  29. 29. I N F O R M AT I O N F O R G E N E R A L P R AC T I T I O N E R S change for many people and is often accompanied by resistance. Health professionals often find their patients avoiding treatment, minimising their condition and disregarding advice – in effect, not wanting to become less active and more dependent on others.107 Depression Conflicting findings have been reported on the prevalence of depression and other psychological distress among polio survivors. Frick (1985)108 suggests that polio survivors may experience personal devaluation, isolation and depression as psychological responses to the onset of post-polio symptoms. A study by Conrady and colleagues (1989)109 noted exceptionally high distress levels, particularly symptoms related to depression, somatisation and psychoticism in individuals with a history of polio. A study by Freidenberg and colleagues (1989)110 also suggests that mood disturbances are common among individuals with a history of polio with post-polio syndrome, although individuals with post- polio syndrome did not have greater levels of depression when compared to polio individuals without PPS. Cameron (1989)111 reported no evidence of depression in individuals diagnosed as experiencing PPS, but differences in regard to specific coping skills were observed, with patients engaging more frequently in denial as a positive coping skill. These results were further supported through a study by Tate and colleagues (1993)112 who reported no major distress, depression or elevated somatic complaints when compared to the normal population, although higher levels of depression were associated with abnormally elevated levels of physical symptoms (pain). Impact on Family Disability is a family affair.113 New or worsening symptoms can have an impact on all members of the family, the post-polio individual, partners, children and parents. Old feelings in regard to the acute polio experience may be reawakened. Changes in the roles and responsibilities of family members may be required to assist the post-polio individual in managing some of the symptoms they are now experiencing. Increased stress experienced by the post-polio individual may have a pronounced effect on other members of the family.

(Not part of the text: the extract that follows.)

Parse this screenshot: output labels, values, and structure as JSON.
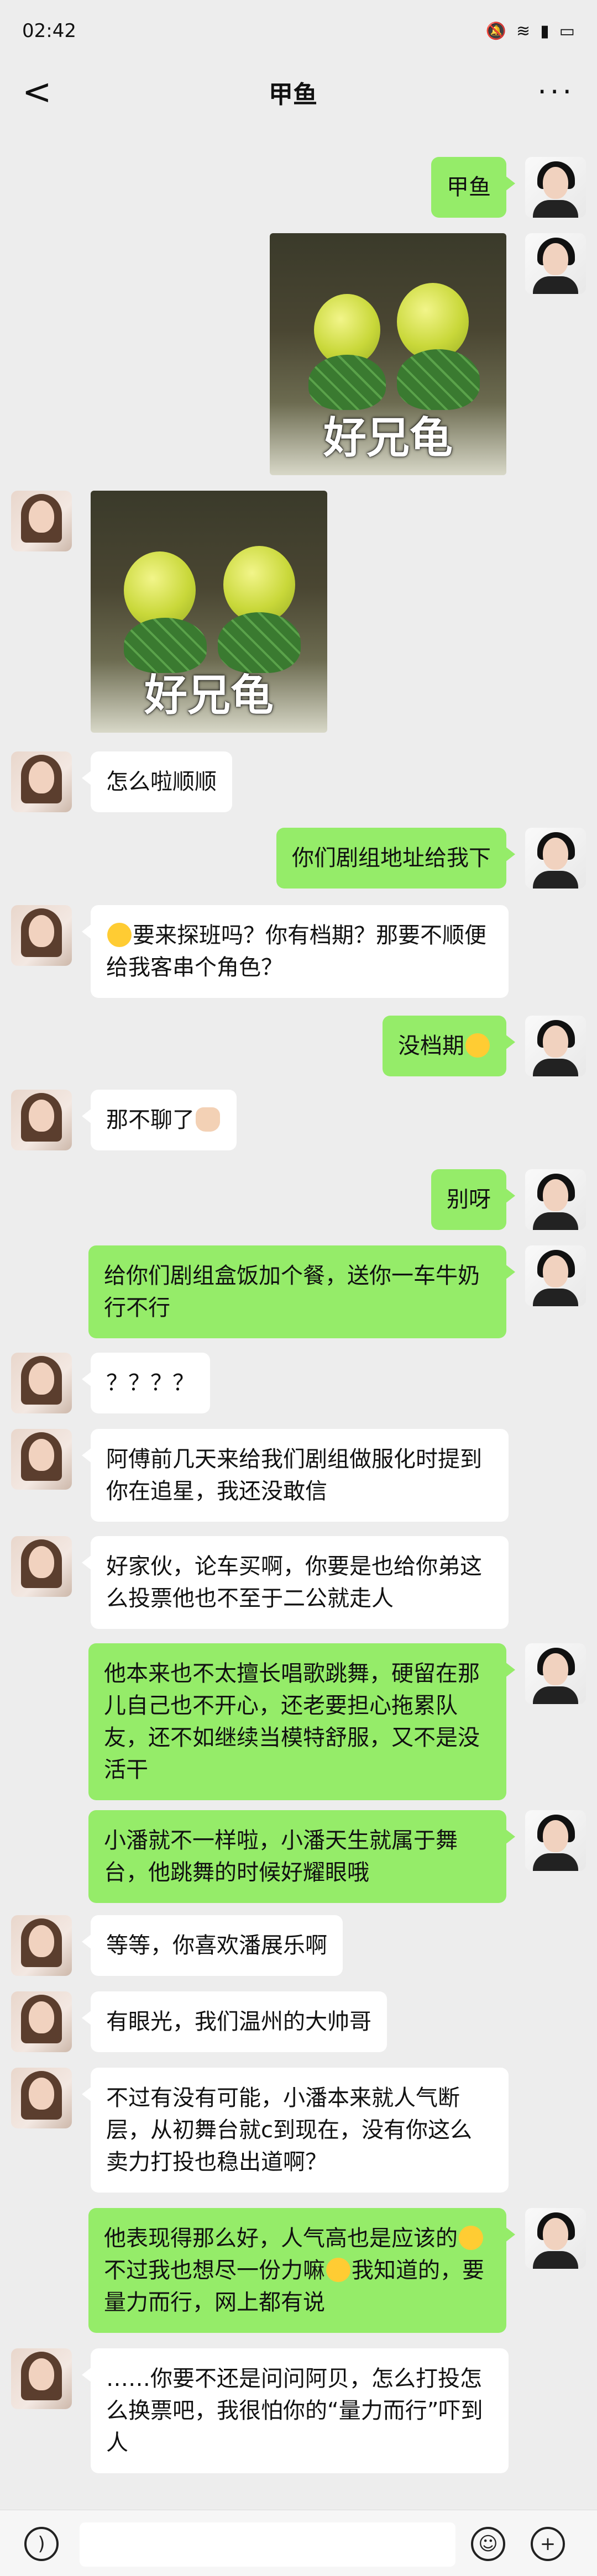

Intimate relationships between partners may also be affected due to the symptoms of pain, fatigue and weakness. These symptoms can also affect the individual’s self- image and their sexuality, having a profound affect on relationships. 25